One of the many great occupations of my mind is to reflect on the nature of the great cities of the world. I naturally most often turn to the greatest of them all, my very own, New York City, but almost as often I think about the great cities I have traveled to: London, Rome, Paris, Tokyo, Beijing, Amsterdam, San Francisco, Boston, Chicago, to name a few.

I mentally retrace my steps through their streets, their smells, flow, heartbeats, virtues, vices and character. I read about them in fiction and non fiction portrayals and always look for that layer I missed before.

Great cities have always held the fascination of our minds. Whether in attraction, desire, and love, or in fear and loathing, the great city (as exemplified originally in the Western consciousness by Jerusalem and Babylon) has always had that central place in our minds of being an example for all; as often examples of virtue and community as the example of ultimate depravity an inhumanity

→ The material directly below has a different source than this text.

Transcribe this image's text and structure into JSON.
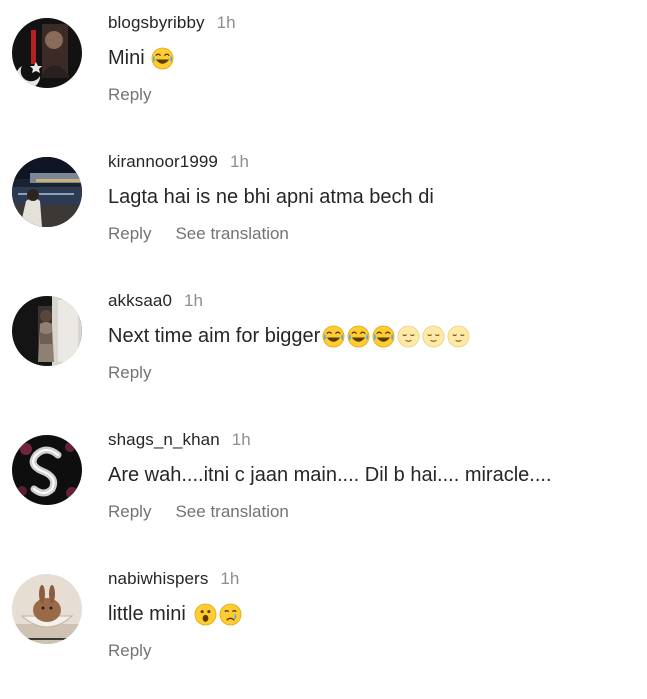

In Roman Polanski's new adaptation of Charles Dickens' Oliver Twist, we see early Victorian London in all of its glory and all its squalor.

London (as it is in most Dickens novels) is a living breathing character. The city is as important to the story as Oliver, Bumble, Fagin or Sykes. The characters look, sound, smell, and talk like the city, and the city absorbs their souls and strivings so that it begins to look like them.

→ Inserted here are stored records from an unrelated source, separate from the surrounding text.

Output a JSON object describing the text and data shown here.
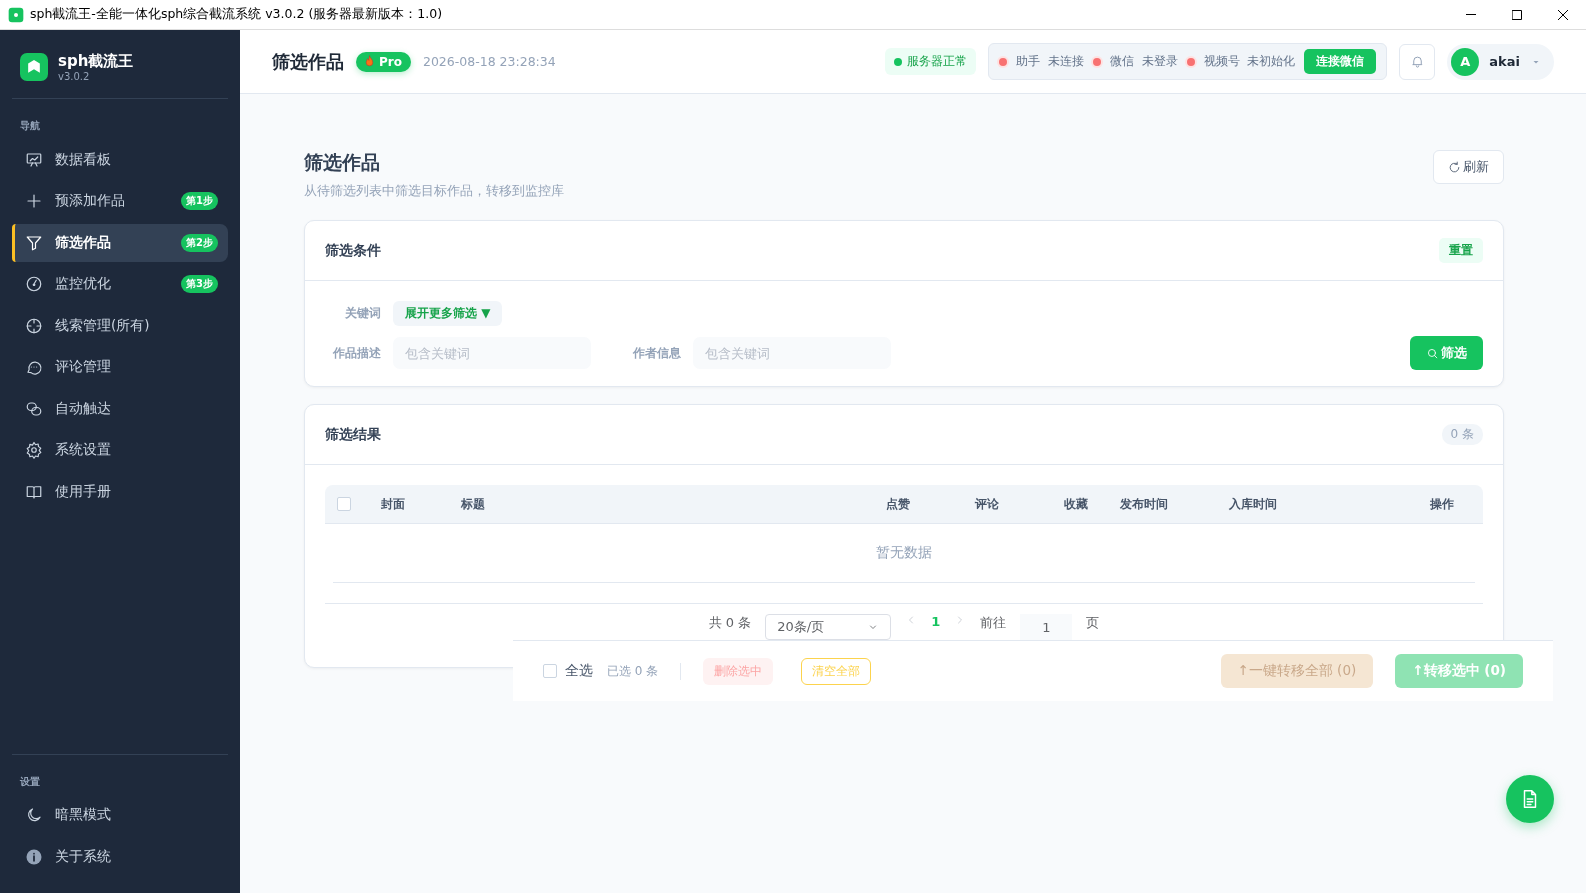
{
  "window": {
    "title": "sph截流王-全能一体化sph综合截流系统 v3.0.2 (服务器最新版本：1.0)"
  },
  "sidebar": {
    "brand": {
      "name": "sph截流王",
      "version": "v3.0.2"
    },
    "sections": [
      {
        "label": "导航",
        "items": [
          {
            "label": "数据看板",
            "selected": false
          },
          {
            "label": "预添加作品",
            "badge": "第1步",
            "selected": false
          },
          {
            "label": "筛选作品",
            "badge": "第2步",
            "selected": true
          },
          {
            "label": "监控优化",
            "badge": "第3步",
            "selected": false
          },
          {
            "label": "线索管理(所有)",
            "selected": false
          },
          {
            "label": "评论管理",
            "selected": false
          },
          {
            "label": "自动触达",
            "selected": false
          },
          {
            "label": "系统设置",
            "selected": false
          },
          {
            "label": "使用手册",
            "selected": false
          }
        ]
      },
      {
        "label": "设置",
        "items": [
          {
            "label": "暗黑模式",
            "selected": false
          },
          {
            "label": "关于系统",
            "selected": false
          }
        ]
      }
    ]
  },
  "header": {
    "title": "筛选作品",
    "badge": "Pro",
    "time": "2026-08-18 23:28:34",
    "server_status": {
      "label": "服务器正常",
      "ok": true
    },
    "statuses": [
      {
        "name": "助手",
        "value": "未连接",
        "ok": false
      },
      {
        "name": "微信",
        "value": "未登录",
        "ok": false
      },
      {
        "name": "视频号",
        "value": "未初始化",
        "ok": false
      }
    ],
    "connect_button": "连接微信",
    "user": {
      "avatar": "A",
      "name": "akai"
    }
  },
  "page": {
    "title": "筛选作品",
    "subtitle": "从待筛选列表中筛选目标作品，转移到监控库",
    "refresh_button": "刷新"
  },
  "filter": {
    "title": "筛选条件",
    "reset_button": "重置",
    "keyword_label": "关键词",
    "expand_button": "展开更多筛选 ▼",
    "fields": [
      {
        "label": "作品描述",
        "placeholder": "包含关键词"
      },
      {
        "label": "作者信息",
        "placeholder": "包含关键词"
      }
    ],
    "filter_button": "筛选"
  },
  "results": {
    "title": "筛选结果",
    "count": "0 条",
    "header_checked": false,
    "columns": [
      "封面",
      "标题",
      "点赞",
      "评论",
      "收藏",
      "发布时间",
      "入库时间",
      "操作"
    ],
    "empty": "暂无数据",
    "pagination": {
      "total": "共 0 条",
      "page_size": "20条/页",
      "pages": [
        {
          "label": "1",
          "selected": true
        }
      ],
      "goto_label": "前往",
      "goto_value": "1",
      "goto_suffix": "页"
    }
  },
  "bottom_bar": {
    "select_all": {
      "label": "全选",
      "checked": false
    },
    "selected_count": "已选 0 条",
    "buttons": [
      {
        "label": "删除选中",
        "kind": "danger",
        "disabled": true
      },
      {
        "label": "清空全部",
        "kind": "warning",
        "disabled": true
      },
      {
        "label": "↑一键转移全部 (0)",
        "kind": "orange",
        "disabled": true
      },
      {
        "label": "↑转移选中 (0)",
        "kind": "primary",
        "disabled": true
      }
    ]
  }
}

The filthy back alleys and tenements filled with men brawling, babies crying and women wailing stand next to the glorious avenues filled with golden hued shops, tall, black leather clad coaches and men dressed in fine linens. Its Mr. Brownlowe's. London, the birthplace of the Industrial revolution, modern science, great literature and the capitalist ideal.

London capitalism and its detrius, its waste products. It's Oliver Twists, its Nancies, its Artful Dodgers, Fagins and Sykes'. It workhouses, gin mills and dirt.

This is perhaps the best film adaptation of a Dickens novel I have ever seen. The time, place, ethos and pathos of the city and its characters are perfectly evoked. The sets, acting, attention to detail and spirit of the Dickens novel are perfectly reproduced.

The city of London shapes Oliver, and yet at the same time Oliver's innocence, desires, and good heart work to change the city in turn. This point (as well as the real affection that Fagin has for the boys and the boys for him) has almost always been overlooked in both the original novel and its later adaptations.

The city as a living breathing unit where its ultimate paradox is that every individual, his heart and action has an effect on all others, while at the same time, the size and complexity of the city ensures compartmentalization and distance, is put perfectly into focus in this masterpiece.

Oliver Twist captures the essence of this paradox perfectly and beautifully.